He thought about trying Sakura's home again, but ruled that out. The last thing he needed was to wake up Mr. Kinomoto. He'd try Tomoyo's phone instead; she had her own private line.
"Hello?" murmured a sleepy voice.
"Tomoyo? Tomoyo, it's me. You'll never believe what happened - "
"Who is this?"
"It's me, Li, I - "
"Wrong number," she slurred, and there was a click, followed by a dial tone.
Li scowled at the phone. He was sure he'd had the number right that time, and it had sounded like her. But it could have been anybody. Even if it was Tomoyo, she might have been too sleepy to recognize his voice. Li decided he couldn't take sitting here anymore, and that it was time to go.
I'm going home. I need to tell Wei I'm all right. He can come back tomorrow and pay the hospital, and I can figure out what the hell happened to me.
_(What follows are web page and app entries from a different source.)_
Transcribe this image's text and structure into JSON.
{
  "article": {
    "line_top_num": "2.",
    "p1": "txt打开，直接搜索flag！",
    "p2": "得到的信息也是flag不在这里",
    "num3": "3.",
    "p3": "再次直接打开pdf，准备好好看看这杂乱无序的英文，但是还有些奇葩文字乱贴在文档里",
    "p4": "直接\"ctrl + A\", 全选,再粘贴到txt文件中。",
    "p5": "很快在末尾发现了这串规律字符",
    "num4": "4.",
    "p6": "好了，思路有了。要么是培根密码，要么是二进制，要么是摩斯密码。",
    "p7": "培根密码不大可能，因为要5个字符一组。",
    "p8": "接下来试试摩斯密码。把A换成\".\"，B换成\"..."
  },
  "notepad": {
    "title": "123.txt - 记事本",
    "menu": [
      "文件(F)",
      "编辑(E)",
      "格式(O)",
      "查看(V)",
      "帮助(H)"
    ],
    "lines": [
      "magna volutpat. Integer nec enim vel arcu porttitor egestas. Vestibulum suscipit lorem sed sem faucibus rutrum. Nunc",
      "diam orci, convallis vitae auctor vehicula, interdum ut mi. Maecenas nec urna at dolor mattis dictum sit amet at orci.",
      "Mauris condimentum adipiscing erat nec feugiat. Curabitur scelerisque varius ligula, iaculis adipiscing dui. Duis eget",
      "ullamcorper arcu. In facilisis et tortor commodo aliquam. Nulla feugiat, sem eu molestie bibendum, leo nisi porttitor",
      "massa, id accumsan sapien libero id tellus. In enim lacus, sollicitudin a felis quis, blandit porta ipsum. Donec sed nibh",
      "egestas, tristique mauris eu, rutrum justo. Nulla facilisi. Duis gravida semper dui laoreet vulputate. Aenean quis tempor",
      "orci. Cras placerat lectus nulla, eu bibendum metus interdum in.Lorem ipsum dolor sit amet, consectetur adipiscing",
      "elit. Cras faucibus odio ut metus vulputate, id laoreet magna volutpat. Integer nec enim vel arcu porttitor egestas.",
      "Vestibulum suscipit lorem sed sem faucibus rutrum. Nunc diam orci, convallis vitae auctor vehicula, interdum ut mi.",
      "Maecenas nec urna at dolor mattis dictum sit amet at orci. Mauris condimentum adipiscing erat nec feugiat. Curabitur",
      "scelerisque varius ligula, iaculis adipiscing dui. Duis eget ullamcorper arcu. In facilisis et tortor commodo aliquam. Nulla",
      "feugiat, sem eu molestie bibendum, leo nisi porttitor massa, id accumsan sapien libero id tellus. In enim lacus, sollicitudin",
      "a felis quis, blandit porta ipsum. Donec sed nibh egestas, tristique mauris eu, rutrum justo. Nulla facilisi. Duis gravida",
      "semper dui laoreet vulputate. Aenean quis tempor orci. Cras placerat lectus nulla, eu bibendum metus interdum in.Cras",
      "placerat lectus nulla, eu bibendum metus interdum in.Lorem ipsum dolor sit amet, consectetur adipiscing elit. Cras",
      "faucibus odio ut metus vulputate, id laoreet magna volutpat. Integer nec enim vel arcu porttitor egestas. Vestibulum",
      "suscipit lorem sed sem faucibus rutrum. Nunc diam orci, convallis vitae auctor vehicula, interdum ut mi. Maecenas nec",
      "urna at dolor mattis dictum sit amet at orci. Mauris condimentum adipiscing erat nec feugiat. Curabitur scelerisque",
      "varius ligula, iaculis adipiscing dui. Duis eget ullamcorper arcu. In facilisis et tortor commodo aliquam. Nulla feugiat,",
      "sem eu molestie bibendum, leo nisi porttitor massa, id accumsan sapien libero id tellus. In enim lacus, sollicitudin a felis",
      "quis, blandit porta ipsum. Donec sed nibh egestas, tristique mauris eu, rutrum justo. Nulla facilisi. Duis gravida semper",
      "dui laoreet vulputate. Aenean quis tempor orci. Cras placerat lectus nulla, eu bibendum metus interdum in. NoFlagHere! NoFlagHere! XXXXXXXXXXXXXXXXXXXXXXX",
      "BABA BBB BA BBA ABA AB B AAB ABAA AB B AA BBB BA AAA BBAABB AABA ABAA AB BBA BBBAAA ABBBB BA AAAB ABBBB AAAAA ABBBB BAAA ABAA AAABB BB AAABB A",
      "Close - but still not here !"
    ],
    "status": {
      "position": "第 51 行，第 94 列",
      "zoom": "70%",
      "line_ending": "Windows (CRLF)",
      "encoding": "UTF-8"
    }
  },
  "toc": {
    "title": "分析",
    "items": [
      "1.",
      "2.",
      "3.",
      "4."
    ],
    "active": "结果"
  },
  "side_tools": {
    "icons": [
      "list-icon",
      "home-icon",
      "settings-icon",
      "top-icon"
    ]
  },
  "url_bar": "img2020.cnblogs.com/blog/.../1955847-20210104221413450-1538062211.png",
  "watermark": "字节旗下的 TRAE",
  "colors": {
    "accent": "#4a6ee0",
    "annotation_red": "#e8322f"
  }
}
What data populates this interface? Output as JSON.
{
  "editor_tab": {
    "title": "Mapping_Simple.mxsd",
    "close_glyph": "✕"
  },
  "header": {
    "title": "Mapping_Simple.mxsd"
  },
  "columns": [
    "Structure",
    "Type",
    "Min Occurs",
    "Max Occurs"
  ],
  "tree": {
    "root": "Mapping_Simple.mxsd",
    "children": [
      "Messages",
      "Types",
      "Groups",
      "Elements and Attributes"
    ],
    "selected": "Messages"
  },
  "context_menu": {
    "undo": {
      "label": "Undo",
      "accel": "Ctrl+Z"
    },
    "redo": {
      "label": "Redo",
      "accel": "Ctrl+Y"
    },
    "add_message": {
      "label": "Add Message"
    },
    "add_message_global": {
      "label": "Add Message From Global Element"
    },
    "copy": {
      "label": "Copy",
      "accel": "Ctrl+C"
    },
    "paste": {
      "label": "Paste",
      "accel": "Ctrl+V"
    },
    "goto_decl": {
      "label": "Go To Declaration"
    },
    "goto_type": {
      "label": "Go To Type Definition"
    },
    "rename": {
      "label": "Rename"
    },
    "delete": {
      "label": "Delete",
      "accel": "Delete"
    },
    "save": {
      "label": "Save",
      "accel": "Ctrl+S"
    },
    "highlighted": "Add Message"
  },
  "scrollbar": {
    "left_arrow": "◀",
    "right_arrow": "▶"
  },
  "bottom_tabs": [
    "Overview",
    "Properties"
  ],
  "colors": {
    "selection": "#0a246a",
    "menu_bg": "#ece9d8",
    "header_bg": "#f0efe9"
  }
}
He'd barely reached his decision before he was already walking down the length of the corridor. The Emergency Room was sleepy, the nurses busy with patients, and it was easy enough to slip through and exit the hospital. Outside, the night air was chilly, and he shivered in his thin cotton shirt. Although the days in spring were as warm as summer, it was still cold at night.
I have no money for a cab fare, even if cabs were operating at this hour. I guess I have no option but to walk.
Li shrugged to himself and started moving. He was feeling much better now, his healthy young body was already asserting itself, beginning to heal from his mysterious attack. His head still hurt, but even that pain was fading. He fell into a stride, and covered the town at a good and steady pace.
The sun was rising by the time he'd arrived at his apartment building. His keys were gone and the door locked, so impatiently he knocked.
"Wei? Are you up? Come on, I'm locked out. Wei? Wei!"
"Stop it!" snapped an angry woman, throwing open the door as she tied her bathrobe about her. She and Li traded shocked looks.
"Who are you?" they both asked at the same time. She brushed her hair back from her sleepy face.
"I'm sorry, I thought you were my ex-boyfriend. He's been calling and calling all night, he won't leave me alone. Who are you?"
Li was gaping as he checked the number on the apartment door.
This is it. I've lived in this apartment for years…I know my own number. Don't I?
"I – I'm sorry. This is where I live." He felt a little stupid saying it, and she raised her eyebrows. "I mean, I thought it was where I lived. I – this is my number. I've lived in this apartment for years."
"Sorry, kid, but this is my place. Has been for three years." She was looking at the bandage on his head now. "Are you sure you're not a little confused? Maybe you should come in, I could call the hospital - "
"No," Li snapped. "I'm not confused. This is my home! I know my own home!"
"But - " She broke off when he brushed past her. The apartment was surely his. But the furnishings were totally unfamiliar. There were flowered landscapes on the wall and velvety drapes on the windows, feminine touches that had been conspicuously absent when two men were living here.
"This isn't my home," he said softly. He felt stunned.
"Yes, I said that, remember? Now why don't you sit down and let me call the hospital - "
"No. No, they'll just take me back. I have to figure out what's going on. I need to find Sakura and solve this."
"Huh?" He ignored her blank look and spun on his heels to leave the apartment. He could feel her gaze on him as he stomped toward the elevators, then he heard the door finally shut.
I hope she doesn't call the police. I really don't feel like dealing with them right now. Something's happened to Wei, and I'm not going to rest until I figure out what. It must be connected to the head injury from yesterday, but how? What would anybody want with him? And why would they take my backpack? There wasn't anything important in there.
He reached to rake his fingers through his hair, something he always did when he was feeling frustrated. He could feel the bandage on his forehead, and he felt a cold resolve settle deep within him. Something had happened to him. Something had happened to his servant. And he would not rest until he figured out what.
Disclaimer: I do not own these characters